### What you are asked to do:
Give back the records below exactly, omitting the pictures.

### Source information:

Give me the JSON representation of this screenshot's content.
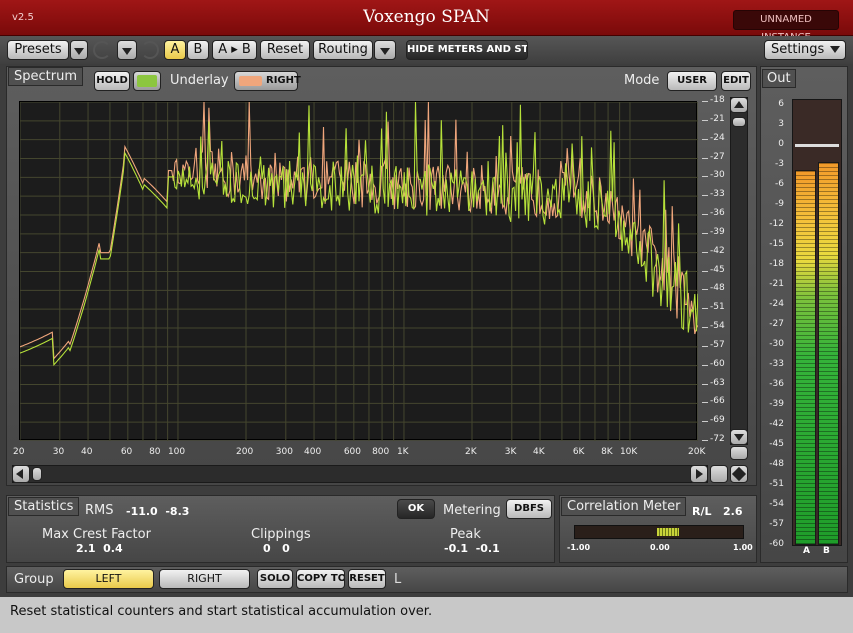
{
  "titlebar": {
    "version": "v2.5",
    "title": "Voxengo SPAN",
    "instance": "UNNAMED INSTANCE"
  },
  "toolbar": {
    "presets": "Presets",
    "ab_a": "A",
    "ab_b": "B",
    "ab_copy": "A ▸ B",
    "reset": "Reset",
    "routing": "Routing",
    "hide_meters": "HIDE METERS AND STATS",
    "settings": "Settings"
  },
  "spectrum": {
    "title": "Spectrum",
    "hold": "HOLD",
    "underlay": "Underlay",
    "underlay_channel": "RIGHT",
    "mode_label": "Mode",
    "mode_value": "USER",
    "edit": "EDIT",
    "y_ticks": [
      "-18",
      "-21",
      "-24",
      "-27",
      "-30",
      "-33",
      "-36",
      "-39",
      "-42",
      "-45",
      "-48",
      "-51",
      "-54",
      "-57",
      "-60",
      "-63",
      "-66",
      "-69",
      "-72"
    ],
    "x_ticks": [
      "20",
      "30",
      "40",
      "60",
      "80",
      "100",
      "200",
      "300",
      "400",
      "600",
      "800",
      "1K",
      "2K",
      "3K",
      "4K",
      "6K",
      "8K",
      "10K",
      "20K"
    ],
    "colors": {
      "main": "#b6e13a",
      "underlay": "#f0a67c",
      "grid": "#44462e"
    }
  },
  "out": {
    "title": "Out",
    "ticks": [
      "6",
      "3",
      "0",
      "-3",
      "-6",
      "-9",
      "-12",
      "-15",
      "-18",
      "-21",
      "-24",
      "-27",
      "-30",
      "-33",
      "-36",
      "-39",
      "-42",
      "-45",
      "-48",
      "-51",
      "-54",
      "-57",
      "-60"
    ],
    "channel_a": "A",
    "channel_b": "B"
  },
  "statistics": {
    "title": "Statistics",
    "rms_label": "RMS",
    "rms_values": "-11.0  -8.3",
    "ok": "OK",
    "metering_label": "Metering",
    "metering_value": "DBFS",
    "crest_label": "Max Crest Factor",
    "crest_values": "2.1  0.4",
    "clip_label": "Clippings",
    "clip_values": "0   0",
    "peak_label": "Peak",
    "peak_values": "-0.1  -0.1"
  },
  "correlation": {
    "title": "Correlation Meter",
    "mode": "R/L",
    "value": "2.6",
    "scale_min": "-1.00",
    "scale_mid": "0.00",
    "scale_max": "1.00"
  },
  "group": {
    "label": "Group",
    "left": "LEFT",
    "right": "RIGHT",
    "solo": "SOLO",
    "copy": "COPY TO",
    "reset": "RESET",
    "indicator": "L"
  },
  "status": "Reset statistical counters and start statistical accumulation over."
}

### Response:
Give me the JSON representation of this screenshot's content.
{
  "titlebar": {
    "version": "v2.5",
    "title": "Voxengo SPAN",
    "instance": "UNNAMED INSTANCE"
  },
  "toolbar": {
    "presets": "Presets",
    "ab_a": "A",
    "ab_b": "B",
    "ab_copy": "A ▸ B",
    "reset": "Reset",
    "routing": "Routing",
    "hide_meters": "HIDE METERS AND STATS",
    "settings": "Settings"
  },
  "spectrum": {
    "title": "Spectrum",
    "hold": "HOLD",
    "underlay": "Underlay",
    "underlay_channel": "RIGHT",
    "mode_label": "Mode",
    "mode_value": "USER",
    "edit": "EDIT",
    "y_ticks": [
      "-18",
      "-21",
      "-24",
      "-27",
      "-30",
      "-33",
      "-36",
      "-39",
      "-42",
      "-45",
      "-48",
      "-51",
      "-54",
      "-57",
      "-60",
      "-63",
      "-66",
      "-69",
      "-72"
    ],
    "x_ticks": [
      "20",
      "30",
      "40",
      "60",
      "80",
      "100",
      "200",
      "300",
      "400",
      "600",
      "800",
      "1K",
      "2K",
      "3K",
      "4K",
      "6K",
      "8K",
      "10K",
      "20K"
    ],
    "colors": {
      "main": "#b6e13a",
      "underlay": "#f0a67c",
      "grid": "#44462e"
    }
  },
  "out": {
    "title": "Out",
    "ticks": [
      "6",
      "3",
      "0",
      "-3",
      "-6",
      "-9",
      "-12",
      "-15",
      "-18",
      "-21",
      "-24",
      "-27",
      "-30",
      "-33",
      "-36",
      "-39",
      "-42",
      "-45",
      "-48",
      "-51",
      "-54",
      "-57",
      "-60"
    ],
    "channel_a": "A",
    "channel_b": "B"
  },
  "statistics": {
    "title": "Statistics",
    "rms_label": "RMS",
    "rms_values": "-11.0  -8.3",
    "ok": "OK",
    "metering_label": "Metering",
    "metering_value": "DBFS",
    "crest_label": "Max Crest Factor",
    "crest_values": "2.1  0.4",
    "clip_label": "Clippings",
    "clip_values": "0   0",
    "peak_label": "Peak",
    "peak_values": "-0.1  -0.1"
  },
  "correlation": {
    "title": "Correlation Meter",
    "mode": "R/L",
    "value": "2.6",
    "scale_min": "-1.00",
    "scale_mid": "0.00",
    "scale_max": "1.00"
  },
  "group": {
    "label": "Group",
    "left": "LEFT",
    "right": "RIGHT",
    "solo": "SOLO",
    "copy": "COPY TO",
    "reset": "RESET",
    "indicator": "L"
  },
  "status": "Reset statistical counters and start statistical accumulation over."
}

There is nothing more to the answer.